The justices did not otherwise comment in turning away Trump’s emergency appeal.
Trump had pressed the court on an issue relating to classified documents seized in the search authorized by a federal judge of Mar-a-Lago.
The Trump team was asking the justices to overturn a lower court ruling and permit an independent arbiter, or special master, to review the roughly 100 documents with classified markings that were taken in the Aug. 8 raid of Mar-a-Lago, during which the FBI seized some 11,000 documents while searching the private quarters of Trump’s wife and teenage son among other parts of the estate.
Trump has suggested that the Justice Department operatives took personal effects including his will and his passports.

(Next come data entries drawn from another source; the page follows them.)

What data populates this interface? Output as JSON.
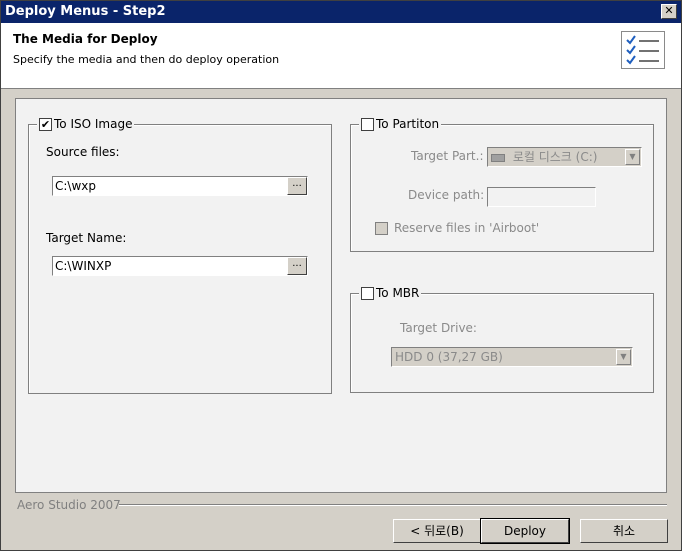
{
  "window": {
    "title": "Deploy Menus - Step2",
    "close_glyph": "✕"
  },
  "header": {
    "title": "The Media for Deploy",
    "subtitle": "Specify the media and then do deploy operation",
    "icon": "checklist-icon"
  },
  "iso": {
    "label": "To ISO Image",
    "checked": true,
    "source_label": "Source files:",
    "source_value": "C:\\wxp",
    "target_label": "Target Name:",
    "target_value": "C:\\WINXP",
    "browse_label": "..."
  },
  "partition": {
    "label": "To Partiton",
    "checked": false,
    "target_part_label": "Target Part.:",
    "target_part_value": "로컬 디스크 (C:)",
    "device_path_label": "Device path:",
    "device_path_value": "",
    "reserve_label": "Reserve files in 'Airboot'"
  },
  "mbr": {
    "label": "To MBR",
    "checked": false,
    "target_drive_label": "Target Drive:",
    "target_drive_value": "HDD 0 (37,27 GB)"
  },
  "footer": {
    "brand": "Aero Studio 2007",
    "back_label": "< 뒤로(B)",
    "deploy_label": "Deploy",
    "cancel_label": "취소"
  },
  "colors": {
    "titlebar": "#0a246a",
    "face": "#d4d0c8",
    "panel": "#f2f2f2"
  }
}
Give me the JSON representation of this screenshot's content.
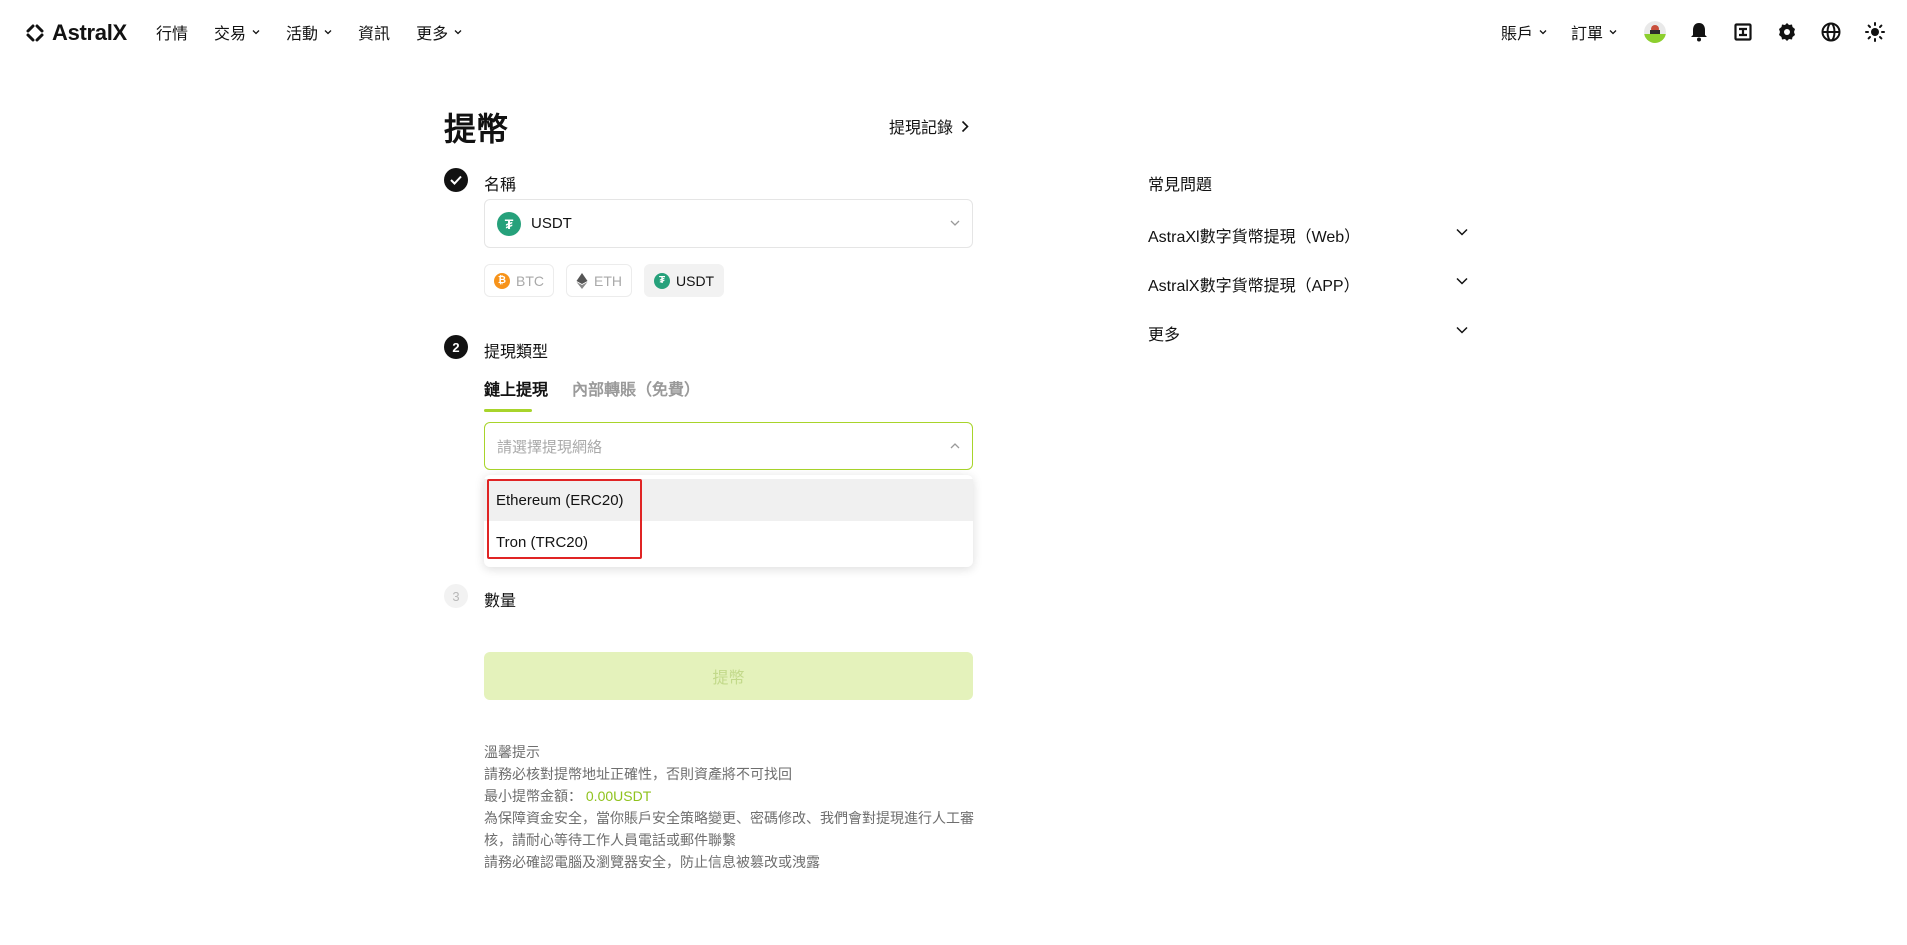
{
  "nav": {
    "logo_text": "AstralX",
    "left_items": [
      {
        "label": "行情",
        "has_dropdown": false
      },
      {
        "label": "交易",
        "has_dropdown": true
      },
      {
        "label": "活動",
        "has_dropdown": true
      },
      {
        "label": "資訊",
        "has_dropdown": false
      },
      {
        "label": "更多",
        "has_dropdown": true
      }
    ],
    "account_label": "賬戶",
    "orders_label": "訂單",
    "right_icons": [
      "avatar-icon",
      "bell-icon",
      "download-icon",
      "gear-icon",
      "globe-icon",
      "sun-icon"
    ]
  },
  "page": {
    "title": "提幣",
    "history_link": "提現記錄"
  },
  "steps": {
    "step1_label": "名稱",
    "step2_number": "2",
    "step2_label": "提現類型",
    "step3_number": "3",
    "step3_label": "數量"
  },
  "coin_select": {
    "selected": "USDT",
    "icon": "tether-icon"
  },
  "quick_coins": [
    {
      "label": "BTC",
      "color": "#f7931a",
      "selected": false
    },
    {
      "label": "ETH",
      "color": "#627eea",
      "selected": false
    },
    {
      "label": "USDT",
      "color": "#26a17b",
      "selected": true
    }
  ],
  "withdraw_tabs": {
    "onchain": "鏈上提現",
    "internal": "內部轉賬（免費）"
  },
  "network_select": {
    "placeholder": "請選擇提現網絡",
    "options": [
      "Ethereum (ERC20)",
      "Tron (TRC20)"
    ]
  },
  "submit_label": "提幣",
  "tips": {
    "title": "溫馨提示",
    "line1": "請務必核對提幣地址正確性，否則資產將不可找回",
    "min_label": "最小提幣金額：",
    "min_value": "0.00USDT",
    "line3": "為保障資金安全，當你賬戶安全策略變更、密碼修改、我們會對提現進行人工審核，請耐心等待工作人員電話或郵件聯繫",
    "line4": "請務必確認電腦及瀏覽器安全，防止信息被篡改或洩露"
  },
  "faq": {
    "title": "常見問題",
    "items": [
      "AstraXl數字貨幣提現（Web）",
      "AstralX數字貨幣提現（APP）",
      "更多"
    ]
  },
  "colors": {
    "accent": "#a8d42b",
    "submit_disabled_bg": "#e4f2bb",
    "highlight": "#e02424"
  }
}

The former president’s legal team asked a judge in Florida, Aileen Cannon, to appoint a special master to do an independent review of the records.
Cannon subsequently assigned a veteran Brooklyn judge, Raymond Dearie, to review the records and segregate those that may be protected by claims of attorney–client privilege and executive privilege.
However, the Justice Department objected to Dearie’s ability to review the classified records, prompting the 11th Circuit Court of Appeals to review the case.
A three-judge panel from the Atlanta-based 11th Circuit last month limited the special master’s review to the much larger tranche of non-classified documents.
The judges, including two Trump appointees, sided with the Justice Department, which had argued there was no legal basis for the special master to conduct his own review of the classified records.
But Trump’s lawyers said in their application to the Supreme Court that it was essential for the special master to have access to the classified records to “determine whether documents bearing classification markings are in fact classified, and regardless of classification, whether those records are personal records or Presidential records.”
Adapted from reporting by the Associated Press